First, let me just say that in my opinion I would not recommend this book to anybody who has very little knowledge of World War 2 or the Cold War. The author, Mr. Thompson, takes it for granted that one would not probably pick up this book unless you did have that knowledge, and he is probably right.
Secondly, for anybody knowledgeable about the Cold War and World War 2 I would definitely recommend this book.
“The Hawk,” Mr. Paul Nitz and “The Dove,” Mr. George Kennan,” both had great influence on Cold War policies, and Mr. Kennan, while working in the U.S. embassy in Moscow right after World War 2 ended, wrote the famous “X article,” that in many ways predicted the collapse of the Soviet Union and the policy of containment that the U.S. would practice throughout the next fifty years. As years progressed, he became very much a dove in the sense that he believed the race for an advantage in nuclear weapons between the Soviet Union and the U.S. was very dangerous and could mean the end of civilization. He also at times believed that the U.S. should stop building such weapons, and that eventually the Soviet Union would not think of us as an adversary and so not fear a first strike by the U.S.
Mr. Nitze felt just the opposite, and felt that the U.S. should only negotiate an arms treaty if both sides eliminated nuclear weapons based on their weight, not on their speed and actual damage they could cause. Mr. Nitze was at the negotiation table when the Reagan administration and Mr. Gorbachev signed the first comprehensive treaty on the elimination of many nuclear weapons in Europe and Russia. Mr. Nitze could say that his strong stance, along with many others, eventually caused the collapse of the Soviet Union; and yet it was Mr. Kennan’s article “X” that predicted the collapse and laid the groundwork for the policy of containment that was a footprint that the U.S used for over fifty years.

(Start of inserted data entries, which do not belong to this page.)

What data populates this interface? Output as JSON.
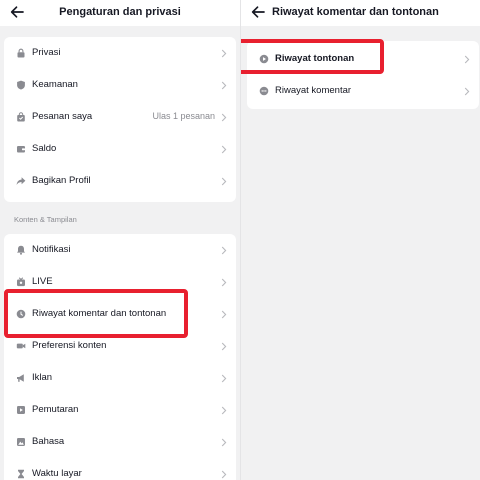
{
  "left_panel": {
    "title": "Pengaturan dan privasi",
    "account_items": [
      {
        "label": "Privasi",
        "icon": "lock-icon"
      },
      {
        "label": "Keamanan",
        "icon": "shield-icon"
      },
      {
        "label": "Pesanan saya",
        "icon": "shopping-bag-icon",
        "value": "Ulas 1 pesanan"
      },
      {
        "label": "Saldo",
        "icon": "wallet-icon"
      },
      {
        "label": "Bagikan Profil",
        "icon": "share-icon"
      }
    ],
    "section_header": "Konten & Tampilan",
    "content_items": [
      {
        "label": "Notifikasi",
        "icon": "bell-icon"
      },
      {
        "label": "LIVE",
        "icon": "live-tv-icon"
      },
      {
        "label": "Riwayat komentar dan tontonan",
        "icon": "clock-icon",
        "highlighted": true
      },
      {
        "label": "Preferensi konten",
        "icon": "video-camera-icon"
      },
      {
        "label": "Iklan",
        "icon": "megaphone-icon"
      },
      {
        "label": "Pemutaran",
        "icon": "play-box-icon"
      },
      {
        "label": "Bahasa",
        "icon": "image-icon"
      },
      {
        "label": "Waktu layar",
        "icon": "hourglass-icon"
      }
    ]
  },
  "right_panel": {
    "title": "Riwayat komentar dan tontonan",
    "items": [
      {
        "label": "Riwayat tontonan",
        "icon": "play-circle-icon",
        "highlighted": true
      },
      {
        "label": "Riwayat komentar",
        "icon": "comment-icon"
      }
    ]
  },
  "colors": {
    "highlight": "#e8202f",
    "background": "#f1f1f2",
    "card": "#ffffff",
    "text": "#161823",
    "secondary_text": "#8a8b91",
    "icon": "#8a8b91"
  }
}
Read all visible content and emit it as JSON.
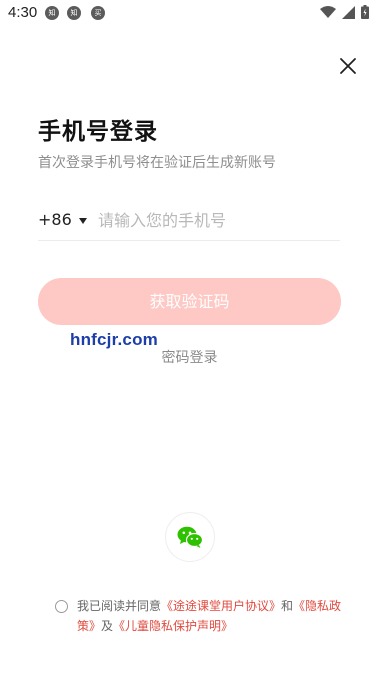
{
  "status_bar": {
    "time": "4:30",
    "notifications": [
      "知",
      "知",
      "买"
    ]
  },
  "login": {
    "title": "手机号登录",
    "subtitle": "首次登录手机号将在验证后生成新账号",
    "country_code": "+86",
    "phone_placeholder": "请输入您的手机号",
    "get_code_label": "获取验证码",
    "password_login_label": "密码登录"
  },
  "watermark": "hnfcjr.com",
  "agreement": {
    "prefix": "我已阅读并同意",
    "user_agreement": "《途途课堂用户协议》",
    "and": "和",
    "privacy_policy": "《隐私政策》",
    "and2": "及",
    "child_privacy": "《儿童隐私保护声明》"
  },
  "colors": {
    "accent_light": "#fec8c4",
    "link": "#e04a3f",
    "wechat": "#2dc100"
  },
  "icons": {
    "close": "close-icon",
    "wechat": "wechat-icon"
  }
}
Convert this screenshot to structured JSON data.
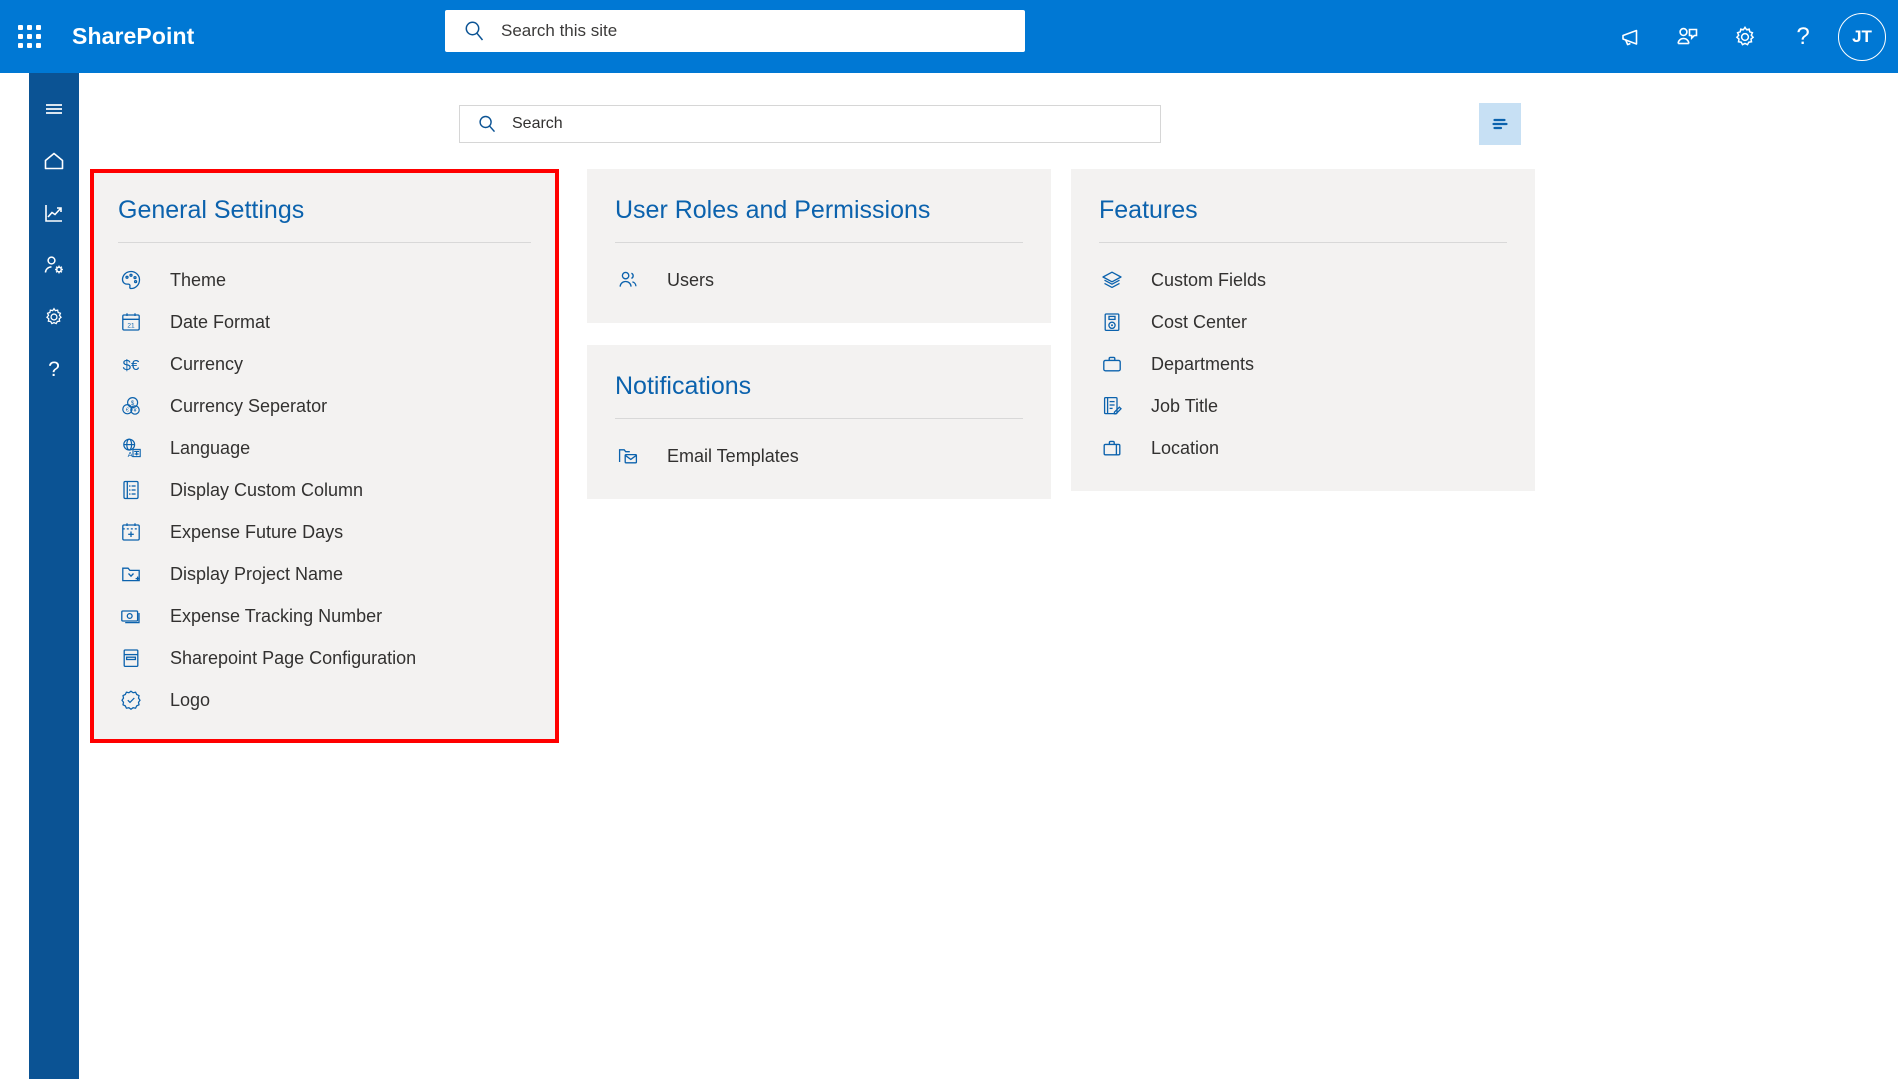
{
  "suite": {
    "waffle_icon": "app-launcher-icon",
    "title": "SharePoint",
    "search_placeholder": "Search this site",
    "search_value": "",
    "search_icon": "search-icon",
    "icons": [
      {
        "name": "megaphone-icon",
        "label": "Megaphone"
      },
      {
        "name": "people-chat-icon",
        "label": "Who is viewing"
      },
      {
        "name": "gear-icon",
        "label": "Settings"
      },
      {
        "name": "help-icon",
        "label": "Help"
      }
    ],
    "avatar_initials": "JT"
  },
  "rail": {
    "items": [
      {
        "name": "hamburger-icon",
        "label": "Menu"
      },
      {
        "name": "home-icon",
        "label": "Home"
      },
      {
        "name": "analytics-icon",
        "label": "Analytics"
      },
      {
        "name": "user-settings-icon",
        "label": "User settings"
      },
      {
        "name": "gear-icon",
        "label": "Settings"
      },
      {
        "name": "help-icon",
        "label": "Help"
      }
    ]
  },
  "toolbar": {
    "search_placeholder": "Search",
    "search_value": "",
    "search_icon": "search-icon",
    "filter_icon": "filter-lines-icon"
  },
  "colors": {
    "brand_blue": "#0078d4",
    "rail_blue": "#0b5394",
    "card_bg": "#f3f2f1",
    "card_title": "#0b62ad",
    "highlight": "#ff0000",
    "filter_button_bg": "#c7e0f4"
  },
  "cards": [
    {
      "id": "general-settings",
      "title": "General Settings",
      "highlighted": true,
      "items": [
        {
          "label": "Theme",
          "icon": "palette-icon"
        },
        {
          "label": "Date Format",
          "icon": "calendar-date-icon"
        },
        {
          "label": "Currency",
          "icon": "currency-dollar-euro-icon"
        },
        {
          "label": "Currency Seperator",
          "icon": "coins-icon"
        },
        {
          "label": "Language",
          "icon": "globe-translate-icon"
        },
        {
          "label": "Display Custom Column",
          "icon": "list-document-icon"
        },
        {
          "label": "Expense Future Days",
          "icon": "calendar-add-icon"
        },
        {
          "label": "Display Project Name",
          "icon": "folder-add-icon"
        },
        {
          "label": "Expense Tracking Number",
          "icon": "money-bill-icon"
        },
        {
          "label": "Sharepoint Page Configuration",
          "icon": "page-layout-icon"
        },
        {
          "label": "Logo",
          "icon": "badge-check-icon"
        }
      ]
    },
    {
      "id": "user-roles-and-permissions",
      "title": "User Roles and Permissions",
      "highlighted": false,
      "items": [
        {
          "label": "Users",
          "icon": "people-icon"
        }
      ]
    },
    {
      "id": "notifications",
      "title": "Notifications",
      "highlighted": false,
      "items": [
        {
          "label": "Email Templates",
          "icon": "mail-folder-icon"
        }
      ]
    },
    {
      "id": "features",
      "title": "Features",
      "highlighted": false,
      "items": [
        {
          "label": "Custom Fields",
          "icon": "layers-icon"
        },
        {
          "label": "Cost Center",
          "icon": "cost-center-icon"
        },
        {
          "label": "Departments",
          "icon": "briefcase-icon"
        },
        {
          "label": "Job Title",
          "icon": "document-edit-icon"
        },
        {
          "label": "Location",
          "icon": "suitcase-icon"
        }
      ]
    }
  ]
}
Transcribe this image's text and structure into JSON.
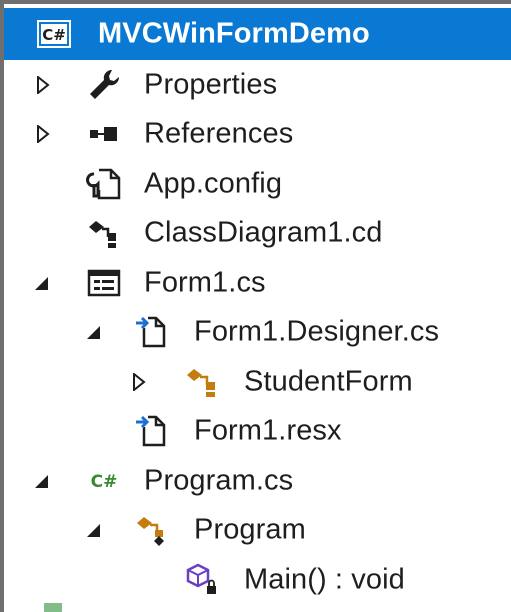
{
  "project": {
    "name": "MVCWinFormDemo",
    "icon": "csharp-project-icon"
  },
  "tree": [
    {
      "label": "Properties",
      "expander": "collapsed",
      "icon": "wrench-icon"
    },
    {
      "label": "References",
      "expander": "collapsed",
      "icon": "references-icon"
    },
    {
      "label": "App.config",
      "expander": "none",
      "icon": "config-file-icon"
    },
    {
      "label": "ClassDiagram1.cd",
      "expander": "none",
      "icon": "class-diagram-icon"
    },
    {
      "label": "Form1.cs",
      "expander": "expanded",
      "icon": "windows-form-icon"
    },
    {
      "label": "Form1.Designer.cs",
      "expander": "expanded",
      "icon": "dependent-file-icon"
    },
    {
      "label": "StudentForm",
      "expander": "collapsed",
      "icon": "class-icon"
    },
    {
      "label": "Form1.resx",
      "expander": "none",
      "icon": "dependent-file-icon"
    },
    {
      "label": "Program.cs",
      "expander": "expanded",
      "icon": "csharp-file-icon"
    },
    {
      "label": "Program",
      "expander": "expanded",
      "icon": "static-class-icon"
    },
    {
      "label": "Main() : void",
      "expander": "none",
      "icon": "private-method-icon"
    }
  ],
  "colors": {
    "selection": "#0a79d3",
    "class_orange": "#c27d0e",
    "csharp_green": "#388a34",
    "method_purple": "#6c3fc2"
  }
}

Both Mr. Nitze and Mr. Kennan were born in the early 1900’s and died in the early 2000’s. Their influence and stamp on U.S. policy is undeniable. Yet, in my opinion, I am thankful that neither had the FINAL WORD on any policies or treaties that the U.S. followed or signed during the Cold War.